FMCSA questions Mexican driver testing centers
The Federal Motor Carrier Safety Administration Oct. 7 reported concerns it found during visits at Mexican testing centers for LFs, the equivalent of a U.S. commercial driver’s license.
FMCSA said it has notified Mexican transportation officials of the agency’s concerns, and that those officials are requiring corrective action pursuant to this year’s U.S.-Mexico agreement on a long-haul cross-border trucking pilot program.
The agency also said it will require Mexican drivers trained at testing centers who want to participate in the program to be retested by the Mexican government.
Since a 1991 agreement between the two countries, U.S. motor carrier safety regulations have recognized the Mexican Licencia Federal de Conductor (LF) as equivalent to a U.S. CDL. In FMCSA’s Federal Register notice last July for the new pilot program, the agency recognized concerns about the ongoing acceptance of the existing CDL/LF agreement. The agency committed to site visits at Mexican driver training, testing and licensing locations prior to beginning the pilot program to review Mexico’s ongoing compliance with the terms of the 1991 agreement.
During the review process, FMCSA learned that until April 2010, commercial driver’s license testing was conducted by both the Government of Mexico’s Secretaria de Comunicaciones y Transportes (SCT) and private Mexican training centers. Since April 2010, however, a driver must take his/her test at a private training center rather than directly from SCT. As a result, while some Mexican drivers have LFs based on testing from SCT, others have LFs based on testing by private training centers.
FMCSA said it reviewed the database of questions SCT used in its tests and confirmed that SCT covered the required subject matter. FMCSA also confirmed the number of questions on the SCT test, that SCT imposed the required passing rate of 80 percent, that SCT conducted skills tests in representative vehicles, and that a portion of the SCT skills test included a demonstration of skills on the highway.

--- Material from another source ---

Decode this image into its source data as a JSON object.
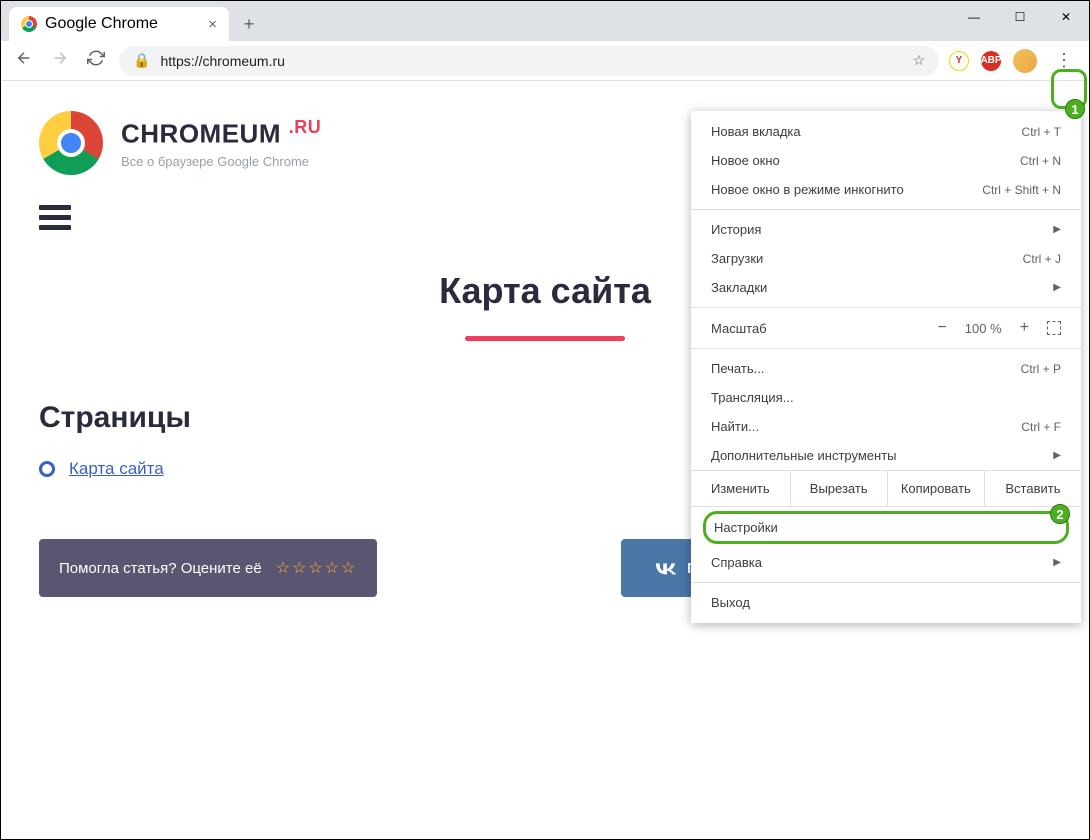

There are 204 SCT-certified training schools for first-issuance LFs in Mexico. Similar to the United States, some of the certified training schools are public, and others are training centers run by trucking companies. Prior to its site visits to nine Mexican training schools, FMCSA requested from SCT a list of drivers who were trained at those centers between July 2010 and June 2011. The drivers selected were first-time LF applicants; the list included close to 30,000 drivers.
FMCSA said its review team randomly selected and reviewed driver files at each of the training centers and the SCT field offices to determine compliance. The review team also visited the SCT Field Office corresponding to each of the training centers. The reviewers confirmed that drivers were licensed to operate the same class of vehicles on which they were trained.
Based on its review, FMCSA determined that while the nine schools were close to full compliance, improvements are needed in the schools’ testing to ensure consistent compliance. Specifically, FMCSA discovered two schools that had passing scores below the required 80 percent threshold; one school with 71 questions on its exam; and several schools that missed one or two of the required 20 subject matter areas.
FMCSA said it shared the results of the report with SCT, which has committed to sending out information to all of the testing centers, reminding them of the requirements and requiring corrective action from the testing centers visited. In addition, in six months, FMCSA will revisit the training centers reviewed in the report as well as additional sites to confirm compliance.
FMCSA said that to implement the cross-border program in a manner that will ensure compliance with compliance standards and the safety of drivers seeking to participate in the pilot program, the agency will approve only those drivers who were tested by SCT. If a driver’s original test was conducted by a private training center rather than by SCT, the driver will be required to be retested by SCT before approval for the pilot program. FMCSA said SCT has agreed to conduct such testing for the pilot program participant drivers.
After more than seven months in waiting, the proposed rule mandating ...